## Information given
··········
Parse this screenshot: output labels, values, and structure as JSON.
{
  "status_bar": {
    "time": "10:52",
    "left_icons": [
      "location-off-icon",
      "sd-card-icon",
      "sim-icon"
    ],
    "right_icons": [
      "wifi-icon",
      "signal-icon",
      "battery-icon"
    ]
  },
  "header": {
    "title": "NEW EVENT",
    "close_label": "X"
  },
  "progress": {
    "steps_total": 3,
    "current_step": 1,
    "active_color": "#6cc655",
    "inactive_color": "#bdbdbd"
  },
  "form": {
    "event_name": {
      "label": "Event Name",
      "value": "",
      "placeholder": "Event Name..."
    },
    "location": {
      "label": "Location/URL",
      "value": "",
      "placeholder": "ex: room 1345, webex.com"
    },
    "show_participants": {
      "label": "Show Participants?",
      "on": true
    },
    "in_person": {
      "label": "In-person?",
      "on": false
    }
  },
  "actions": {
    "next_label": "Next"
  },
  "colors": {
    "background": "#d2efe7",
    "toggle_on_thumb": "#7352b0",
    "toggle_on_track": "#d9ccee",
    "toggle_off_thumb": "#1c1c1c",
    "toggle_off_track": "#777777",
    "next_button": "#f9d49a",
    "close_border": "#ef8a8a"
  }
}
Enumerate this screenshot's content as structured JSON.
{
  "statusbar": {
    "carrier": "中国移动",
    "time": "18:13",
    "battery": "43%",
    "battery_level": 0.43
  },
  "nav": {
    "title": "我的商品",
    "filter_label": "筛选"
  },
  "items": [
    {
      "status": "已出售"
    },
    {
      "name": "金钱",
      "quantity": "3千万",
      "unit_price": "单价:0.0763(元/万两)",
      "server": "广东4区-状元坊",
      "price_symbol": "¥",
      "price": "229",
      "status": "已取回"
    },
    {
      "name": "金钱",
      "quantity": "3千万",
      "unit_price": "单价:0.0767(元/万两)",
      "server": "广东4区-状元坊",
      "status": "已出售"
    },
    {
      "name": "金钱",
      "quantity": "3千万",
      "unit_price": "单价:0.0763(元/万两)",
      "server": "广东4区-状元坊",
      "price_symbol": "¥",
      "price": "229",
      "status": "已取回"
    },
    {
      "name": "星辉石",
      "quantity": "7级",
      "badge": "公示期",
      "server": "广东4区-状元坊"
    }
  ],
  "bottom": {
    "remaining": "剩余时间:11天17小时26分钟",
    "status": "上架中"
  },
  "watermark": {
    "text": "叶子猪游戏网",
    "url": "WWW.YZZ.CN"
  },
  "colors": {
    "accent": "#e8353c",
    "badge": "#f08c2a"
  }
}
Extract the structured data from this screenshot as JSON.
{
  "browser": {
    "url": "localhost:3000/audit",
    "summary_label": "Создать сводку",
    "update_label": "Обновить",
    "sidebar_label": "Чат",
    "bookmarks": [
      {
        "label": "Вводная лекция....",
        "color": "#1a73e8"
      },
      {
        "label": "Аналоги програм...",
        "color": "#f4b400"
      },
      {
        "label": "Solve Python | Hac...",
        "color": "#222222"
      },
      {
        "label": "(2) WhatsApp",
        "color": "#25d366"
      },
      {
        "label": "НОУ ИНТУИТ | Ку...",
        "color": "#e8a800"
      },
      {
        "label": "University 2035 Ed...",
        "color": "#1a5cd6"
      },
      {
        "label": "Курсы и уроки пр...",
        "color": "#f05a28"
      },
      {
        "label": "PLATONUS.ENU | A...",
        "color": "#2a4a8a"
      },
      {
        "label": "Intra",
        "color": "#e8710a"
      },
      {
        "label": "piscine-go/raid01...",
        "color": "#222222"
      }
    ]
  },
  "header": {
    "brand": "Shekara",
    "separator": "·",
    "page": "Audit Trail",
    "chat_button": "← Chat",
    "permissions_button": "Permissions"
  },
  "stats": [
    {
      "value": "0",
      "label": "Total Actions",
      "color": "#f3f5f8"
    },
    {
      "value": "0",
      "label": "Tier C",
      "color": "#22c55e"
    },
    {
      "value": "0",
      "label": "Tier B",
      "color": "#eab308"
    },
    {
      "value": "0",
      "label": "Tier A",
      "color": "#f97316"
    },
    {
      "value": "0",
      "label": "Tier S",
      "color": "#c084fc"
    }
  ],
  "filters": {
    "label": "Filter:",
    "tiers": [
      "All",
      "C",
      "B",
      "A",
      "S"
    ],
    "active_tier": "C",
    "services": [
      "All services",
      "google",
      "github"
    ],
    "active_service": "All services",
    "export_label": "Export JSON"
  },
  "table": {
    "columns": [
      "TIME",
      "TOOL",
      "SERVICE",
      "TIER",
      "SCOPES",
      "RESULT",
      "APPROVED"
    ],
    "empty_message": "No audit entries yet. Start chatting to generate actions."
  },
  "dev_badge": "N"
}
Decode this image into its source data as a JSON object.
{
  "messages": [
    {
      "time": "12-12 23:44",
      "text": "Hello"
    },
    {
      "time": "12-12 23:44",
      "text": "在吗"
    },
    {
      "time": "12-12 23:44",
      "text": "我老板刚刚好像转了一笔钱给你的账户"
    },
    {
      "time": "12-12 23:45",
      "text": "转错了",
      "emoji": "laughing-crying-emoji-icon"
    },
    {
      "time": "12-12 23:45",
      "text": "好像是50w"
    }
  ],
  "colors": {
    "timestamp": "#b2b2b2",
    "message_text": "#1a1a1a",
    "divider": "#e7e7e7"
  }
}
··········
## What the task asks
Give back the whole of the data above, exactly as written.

## Output for this task
Parse this screenshot: output labels, values, and structure as JSON.
{
  "status_bar": {
    "time": "10:52",
    "left_icons": [
      "location-off-icon",
      "sd-card-icon",
      "sim-icon"
    ],
    "right_icons": [
      "wifi-icon",
      "signal-icon",
      "battery-icon"
    ]
  },
  "header": {
    "title": "NEW EVENT",
    "close_label": "X"
  },
  "progress": {
    "steps_total": 3,
    "current_step": 1,
    "active_color": "#6cc655",
    "inactive_color": "#bdbdbd"
  },
  "form": {
    "event_name": {
      "label": "Event Name",
      "value": "",
      "placeholder": "Event Name..."
    },
    "location": {
      "label": "Location/URL",
      "value": "",
      "placeholder": "ex: room 1345, webex.com"
    },
    "show_participants": {
      "label": "Show Participants?",
      "on": true
    },
    "in_person": {
      "label": "In-person?",
      "on": false
    }
  },
  "actions": {
    "next_label": "Next"
  },
  "colors": {
    "background": "#d2efe7",
    "toggle_on_thumb": "#7352b0",
    "toggle_on_track": "#d9ccee",
    "toggle_off_thumb": "#1c1c1c",
    "toggle_off_track": "#777777",
    "next_button": "#f9d49a",
    "close_border": "#ef8a8a"
  }
}
Enumerate this screenshot's content as structured JSON.
{
  "statusbar": {
    "carrier": "中国移动",
    "time": "18:13",
    "battery": "43%",
    "battery_level": 0.43
  },
  "nav": {
    "title": "我的商品",
    "filter_label": "筛选"
  },
  "items": [
    {
      "status": "已出售"
    },
    {
      "name": "金钱",
      "quantity": "3千万",
      "unit_price": "单价:0.0763(元/万两)",
      "server": "广东4区-状元坊",
      "price_symbol": "¥",
      "price": "229",
      "status": "已取回"
    },
    {
      "name": "金钱",
      "quantity": "3千万",
      "unit_price": "单价:0.0767(元/万两)",
      "server": "广东4区-状元坊",
      "status": "已出售"
    },
    {
      "name": "金钱",
      "quantity": "3千万",
      "unit_price": "单价:0.0763(元/万两)",
      "server": "广东4区-状元坊",
      "price_symbol": "¥",
      "price": "229",
      "status": "已取回"
    },
    {
      "name": "星辉石",
      "quantity": "7级",
      "badge": "公示期",
      "server": "广东4区-状元坊"
    }
  ],
  "bottom": {
    "remaining": "剩余时间:11天17小时26分钟",
    "status": "上架中"
  },
  "watermark": {
    "text": "叶子猪游戏网",
    "url": "WWW.YZZ.CN"
  },
  "colors": {
    "accent": "#e8353c",
    "badge": "#f08c2a"
  }
}
Extract the structured data from this screenshot as JSON.
{
  "browser": {
    "url": "localhost:3000/audit",
    "summary_label": "Создать сводку",
    "update_label": "Обновить",
    "sidebar_label": "Чат",
    "bookmarks": [
      {
        "label": "Вводная лекция....",
        "color": "#1a73e8"
      },
      {
        "label": "Аналоги програм...",
        "color": "#f4b400"
      },
      {
        "label": "Solve Python | Hac...",
        "color": "#222222"
      },
      {
        "label": "(2) WhatsApp",
        "color": "#25d366"
      },
      {
        "label": "НОУ ИНТУИТ | Ку...",
        "color": "#e8a800"
      },
      {
        "label": "University 2035 Ed...",
        "color": "#1a5cd6"
      },
      {
        "label": "Курсы и уроки пр...",
        "color": "#f05a28"
      },
      {
        "label": "PLATONUS.ENU | A...",
        "color": "#2a4a8a"
      },
      {
        "label": "Intra",
        "color": "#e8710a"
      },
      {
        "label": "piscine-go/raid01...",
        "color": "#222222"
      }
    ]
  },
  "header": {
    "brand": "Shekara",
    "separator": "·",
    "page": "Audit Trail",
    "chat_button": "← Chat",
    "permissions_button": "Permissions"
  },
  "stats": [
    {
      "value": "0",
      "label": "Total Actions",
      "color": "#f3f5f8"
    },
    {
      "value": "0",
      "label": "Tier C",
      "color": "#22c55e"
    },
    {
      "value": "0",
      "label": "Tier B",
      "color": "#eab308"
    },
    {
      "value": "0",
      "label": "Tier A",
      "color": "#f97316"
    },
    {
      "value": "0",
      "label": "Tier S",
      "color": "#c084fc"
    }
  ],
  "filters": {
    "label": "Filter:",
    "tiers": [
      "All",
      "C",
      "B",
      "A",
      "S"
    ],
    "active_tier": "C",
    "services": [
      "All services",
      "google",
      "github"
    ],
    "active_service": "All services",
    "export_label": "Export JSON"
  },
  "table": {
    "columns": [
      "TIME",
      "TOOL",
      "SERVICE",
      "TIER",
      "SCOPES",
      "RESULT",
      "APPROVED"
    ],
    "empty_message": "No audit entries yet. Start chatting to generate actions."
  },
  "dev_badge": "N"
}
Decode this image into its source data as a JSON object.
{
  "messages": [
    {
      "time": "12-12 23:44",
      "text": "Hello"
    },
    {
      "time": "12-12 23:44",
      "text": "在吗"
    },
    {
      "time": "12-12 23:44",
      "text": "我老板刚刚好像转了一笔钱给你的账户"
    },
    {
      "time": "12-12 23:45",
      "text": "转错了",
      "emoji": "laughing-crying-emoji-icon"
    },
    {
      "time": "12-12 23:45",
      "text": "好像是50w"
    }
  ],
  "colors": {
    "timestamp": "#b2b2b2",
    "message_text": "#1a1a1a",
    "divider": "#e7e7e7"
  }
}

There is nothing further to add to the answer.